Leaders of Latin American nations to discuss territorial feud
The presidents of Venezuela and Guyana – Nicolas Maduro and Mohamed Irfaan Ali, respectively – will sit down next week to discuss a long-standing territorial dispute that has recently intensified, the prime minister of Saint Vincent and the Grenadines has revealed. While Caracas has laid claim to the oil-rich Esequibo region since the late 19th century, President Maduro recently took steps toward gaining actual control over the area, which covers some 160,000 square kilometers.
Earlier this week, the Spanish daily El Pais reported that the Venezuelan government had deployed troops to the border with Guyana.
Saint Vincent and the Grenadines PM Ralph Gonsalves, who also serves as president pro tempore of the Community of Latin American and Caribbean States (CELAC), broke the news after speaking with Maduro on Saturday, saying the negotiations would take place on Thursday.
The Venezuelan government has confirmed the planned talks, saying they hoped to “preserve our aspiration to maintain Latin America and the Caribbean as a zone of peace.”
The Office of the President of Guyana, for its part, stressed that “Guyana’s land boundary is not up for discussion.”
Also on Saturday, Brazilian President Luiz Inacio Lula da Silva spoke with Maduro, calling for dialogue and warning against unilateral measures that could escalate the situation. The Brazilian head of state has also been invited to take part in Thursday’s talks as an observer.
Speaking on Tuesday, the Venezuelan president said Caracas wanted the “peaceful rescue of the Guayana Esequiba,” which “has been de facto occupied by the British Empire and its heirs and they have destroyed the area.” Maduro also unveiled a new map of Venezuela that incorporates the disputed territory, and appointed a new governor to the region.
Guyanese President Irfaan Ali, in turn, gave a televised address to the nation, accusing Venezuela of attempting to annex more than two thirds of his country.
“This is a direct threat to Guyana’s territorial integrity, sovereignty, and political independence, and a violation of fundamental principles of international law,” the leader stressed.
“The Guyana Defense Force is on high alert... Venezuela has clearly declared itself an outlaw nation,” Ali added.
The recent escalation followed Sunday’s referendum, in which 10.4 million Venezuelan voters backed Caracas’ claim to Guayana Esequiba.

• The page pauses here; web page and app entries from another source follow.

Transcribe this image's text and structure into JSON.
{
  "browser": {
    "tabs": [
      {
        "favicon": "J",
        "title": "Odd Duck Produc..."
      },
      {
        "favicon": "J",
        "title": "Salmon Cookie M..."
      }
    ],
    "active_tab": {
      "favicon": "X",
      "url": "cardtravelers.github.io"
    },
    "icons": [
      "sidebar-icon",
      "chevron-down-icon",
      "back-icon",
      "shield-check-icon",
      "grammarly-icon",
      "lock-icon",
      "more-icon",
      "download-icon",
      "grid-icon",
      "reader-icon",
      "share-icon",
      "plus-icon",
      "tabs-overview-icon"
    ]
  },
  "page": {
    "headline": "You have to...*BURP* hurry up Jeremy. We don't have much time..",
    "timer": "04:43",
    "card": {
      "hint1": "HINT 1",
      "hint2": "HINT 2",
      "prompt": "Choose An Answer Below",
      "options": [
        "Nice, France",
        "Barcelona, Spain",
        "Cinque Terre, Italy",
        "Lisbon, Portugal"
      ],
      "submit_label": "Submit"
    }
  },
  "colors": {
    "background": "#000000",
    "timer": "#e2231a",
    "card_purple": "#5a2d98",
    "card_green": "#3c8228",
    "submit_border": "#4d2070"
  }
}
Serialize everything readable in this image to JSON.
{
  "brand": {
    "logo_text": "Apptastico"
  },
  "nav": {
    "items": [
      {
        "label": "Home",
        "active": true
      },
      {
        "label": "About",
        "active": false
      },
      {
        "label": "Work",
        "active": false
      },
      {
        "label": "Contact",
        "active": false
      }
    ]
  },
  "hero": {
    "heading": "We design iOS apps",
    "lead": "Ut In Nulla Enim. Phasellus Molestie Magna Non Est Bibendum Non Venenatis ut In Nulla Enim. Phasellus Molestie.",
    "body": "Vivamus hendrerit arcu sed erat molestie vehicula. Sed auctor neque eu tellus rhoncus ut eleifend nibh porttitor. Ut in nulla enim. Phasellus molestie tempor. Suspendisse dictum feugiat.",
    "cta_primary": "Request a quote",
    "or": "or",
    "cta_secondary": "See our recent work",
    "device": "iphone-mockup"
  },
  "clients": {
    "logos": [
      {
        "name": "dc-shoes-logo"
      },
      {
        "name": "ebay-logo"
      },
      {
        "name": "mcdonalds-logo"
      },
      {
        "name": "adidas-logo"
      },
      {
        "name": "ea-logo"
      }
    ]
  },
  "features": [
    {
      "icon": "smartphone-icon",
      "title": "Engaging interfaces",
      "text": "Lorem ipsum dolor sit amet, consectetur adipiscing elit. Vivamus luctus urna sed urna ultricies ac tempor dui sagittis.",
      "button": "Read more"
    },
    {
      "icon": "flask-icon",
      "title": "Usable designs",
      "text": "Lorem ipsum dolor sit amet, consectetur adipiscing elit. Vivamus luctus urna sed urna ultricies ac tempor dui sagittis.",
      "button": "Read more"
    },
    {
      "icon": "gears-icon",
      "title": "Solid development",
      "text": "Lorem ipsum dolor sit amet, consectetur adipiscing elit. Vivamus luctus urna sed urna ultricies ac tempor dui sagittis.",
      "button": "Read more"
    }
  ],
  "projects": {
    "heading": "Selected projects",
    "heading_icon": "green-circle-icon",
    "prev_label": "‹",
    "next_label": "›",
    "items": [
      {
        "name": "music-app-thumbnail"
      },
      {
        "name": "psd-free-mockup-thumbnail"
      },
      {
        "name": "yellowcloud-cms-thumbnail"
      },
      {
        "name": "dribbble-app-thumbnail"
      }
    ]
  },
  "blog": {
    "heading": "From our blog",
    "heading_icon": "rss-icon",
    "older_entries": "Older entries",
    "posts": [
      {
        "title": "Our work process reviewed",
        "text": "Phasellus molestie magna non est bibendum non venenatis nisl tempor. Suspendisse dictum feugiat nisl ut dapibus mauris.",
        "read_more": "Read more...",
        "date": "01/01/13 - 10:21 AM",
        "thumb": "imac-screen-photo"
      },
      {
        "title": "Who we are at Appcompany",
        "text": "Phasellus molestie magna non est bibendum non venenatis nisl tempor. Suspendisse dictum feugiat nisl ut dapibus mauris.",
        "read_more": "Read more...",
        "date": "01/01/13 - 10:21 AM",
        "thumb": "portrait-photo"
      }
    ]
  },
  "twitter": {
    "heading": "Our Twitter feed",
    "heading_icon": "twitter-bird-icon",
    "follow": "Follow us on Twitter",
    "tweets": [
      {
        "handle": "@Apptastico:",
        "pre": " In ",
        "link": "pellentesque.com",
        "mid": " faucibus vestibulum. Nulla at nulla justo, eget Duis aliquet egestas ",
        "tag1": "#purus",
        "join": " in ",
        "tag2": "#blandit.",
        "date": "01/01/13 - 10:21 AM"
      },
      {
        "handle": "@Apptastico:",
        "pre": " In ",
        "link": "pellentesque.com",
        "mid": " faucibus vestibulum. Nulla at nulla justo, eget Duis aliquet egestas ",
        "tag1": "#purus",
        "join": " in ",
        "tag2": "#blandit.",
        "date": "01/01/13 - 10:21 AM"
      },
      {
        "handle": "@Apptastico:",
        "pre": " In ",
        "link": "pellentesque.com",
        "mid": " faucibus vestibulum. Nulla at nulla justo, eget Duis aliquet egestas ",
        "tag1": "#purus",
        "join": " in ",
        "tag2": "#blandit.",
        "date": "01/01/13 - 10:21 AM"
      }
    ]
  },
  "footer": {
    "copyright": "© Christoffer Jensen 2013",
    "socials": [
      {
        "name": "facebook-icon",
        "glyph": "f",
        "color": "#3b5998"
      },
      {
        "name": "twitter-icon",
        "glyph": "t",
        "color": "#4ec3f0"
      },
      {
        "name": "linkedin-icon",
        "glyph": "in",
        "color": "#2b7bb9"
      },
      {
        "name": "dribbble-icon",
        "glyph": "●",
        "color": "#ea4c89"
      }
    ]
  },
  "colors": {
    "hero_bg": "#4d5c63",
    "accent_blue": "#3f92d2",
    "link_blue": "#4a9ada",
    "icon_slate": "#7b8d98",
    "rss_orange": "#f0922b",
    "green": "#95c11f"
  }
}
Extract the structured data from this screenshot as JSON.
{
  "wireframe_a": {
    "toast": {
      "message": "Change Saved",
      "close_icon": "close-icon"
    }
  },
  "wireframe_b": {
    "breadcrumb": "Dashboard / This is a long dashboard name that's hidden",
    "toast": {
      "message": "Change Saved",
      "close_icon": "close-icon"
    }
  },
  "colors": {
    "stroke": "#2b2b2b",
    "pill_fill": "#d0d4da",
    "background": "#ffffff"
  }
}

The territorial dispute stems from the US’ decision in 1899 to assign the territory to what was then British Guiana – a move Venezuela never accepted as legitimate.